If we were to use snowplow micro in this setup, I would need to host it inside the VPC somewhere (so it is visible to the deployed application/services). My question is, is this defeating the purpose of micro? If we already have a mini instance deployed, can we instead use that?
Is there a (public) API endpoint for elasticsearch on the mini instance that I could request (e.g. from a running test) events from? I haven’t been able to figure this out yet (I’m not too familiar with the mini setup). In the usage guide it looks like the elastic search api might be private only. Is this correct?
I’m wondering what my best option for e2e testing against (already deployed) trackers is: should I try to get mini to do what I want, or instead host a micro instance (on ECS/Fargate), either ephemerally or permanently.

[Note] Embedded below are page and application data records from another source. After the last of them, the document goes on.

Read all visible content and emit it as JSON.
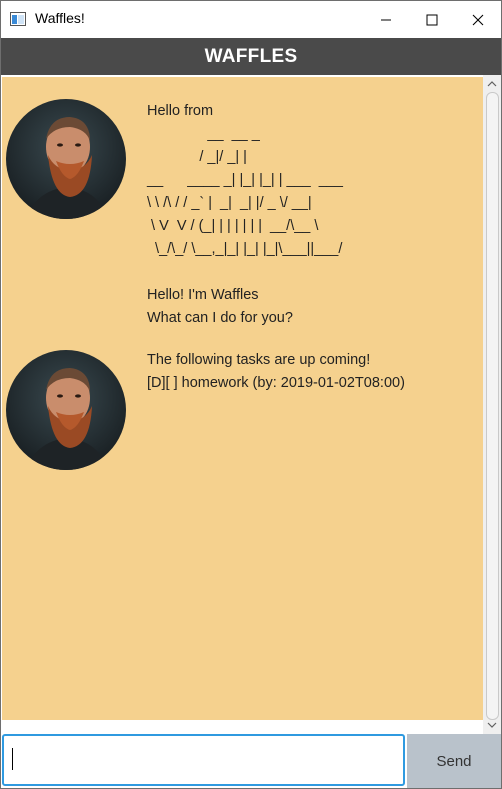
{
  "window": {
    "title": "Waffles!",
    "icon": "app-window-icon"
  },
  "header": {
    "title": "WAFFLES"
  },
  "messages": [
    {
      "avatar": "bearded-man-avatar",
      "text": "Hello from\n               __  __ _\n             / _|/ _| |\n__      ____ _| |_| |_| | ___  ___\n\\ \\ /\\ / / _` |  _|  _| |/ _ \\/ __|\n \\ V  V / (_| | | | | | |  __/\\__ \\\n  \\_/\\_/ \\__,_|_| |_| |_|\\___||___/\n\nHello! I'm Waffles\nWhat can I do for you?"
    },
    {
      "avatar": "bearded-man-avatar",
      "text": "The following tasks are up coming!\n[D][ ] homework (by: 2019-01-02T08:00)"
    }
  ],
  "input": {
    "value": "",
    "placeholder": ""
  },
  "send": {
    "label": "Send"
  },
  "colors": {
    "header_bg": "#4a4a4a",
    "chat_bg": "#f5d18e",
    "input_border": "#2f9ae0",
    "send_bg": "#b9c2cb"
  }
}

Yes - you’d need to ensure your application can access Micro either via a private IP (in the same IP) or over the internet using a public IP - either method should work fine. If you use a public IP micro doesn’t need to be in the same VPC as your application itself - though generally micro is expected to run within a CI environment alongside the applicaiton.
You can definitely use a mini instance if you want. The API isn’t as agreeable as rather than the micro API you have to use the Elasticsearch API but that is certainly possible (and is in fact what we use for the ‘Stream Live Data’ feature in the Snowplow Inspector.
It is public but it looks like the documentation isn’t rendering that code block correctly which I’ve flagged as an issue. It uses basic auth (so you’ll need to provide a username and password) and then you should be able to access the full Elasticsearch API via
No, let me try again. We are trying to figure out how to fire and test events before code changes are committed. Something like PageView, won’t trigger until someone is on a page and is viewing that page. So I’m asking, is there a way to manually trigger PageView from a command line prompt so that the event “triggers” and sends data or placeholder data over to Snowplow Micro and runs the schema validation.
Another way to ask is: What is the earliest point we can trigger an event for testing?
What is the earliest point we can trigger an event for testing?
The earliest point is wherever your tracking code runs. More specifically, if, say, you are tracking the user journey on a page, as you mention above, then the ‘browser’ could for example be that earliest point.
Then, as you said:
Something like PageView, won’t trigger until someone is on a page and is viewing that page
This differs depending on whether you are interested in automated or manual testing, since, during automated testing you’d need a tool that will act as that ‘someone’ in an browser-like testing environment. There are such end-to-end web testing tools and frameworks, like Cypress and Nightwatch, and many more depending on the platform your digital products run.
Overall, what you need to do, either locally or in CI is:
spin up Micro (as @mike said above, Micro will collect and validate the events fired next by the tracker).
‘point’ your tracker to Micro’s collector endpoint.
interact or simulate an interaction with your page/mobile/server-side app.
examine the end state(i.e. the events in Micro) to ensure that tracking continues to be properly configured and your code changes can be confidently committed.
You can trigger events from the command line if you’d like (e.g., using a Curl GET request for example) but if you are looking to test before code has been committed then as @Ada has mentioned - the most common way to do so is by running front-end tests locally or in your CI/CD pipeline.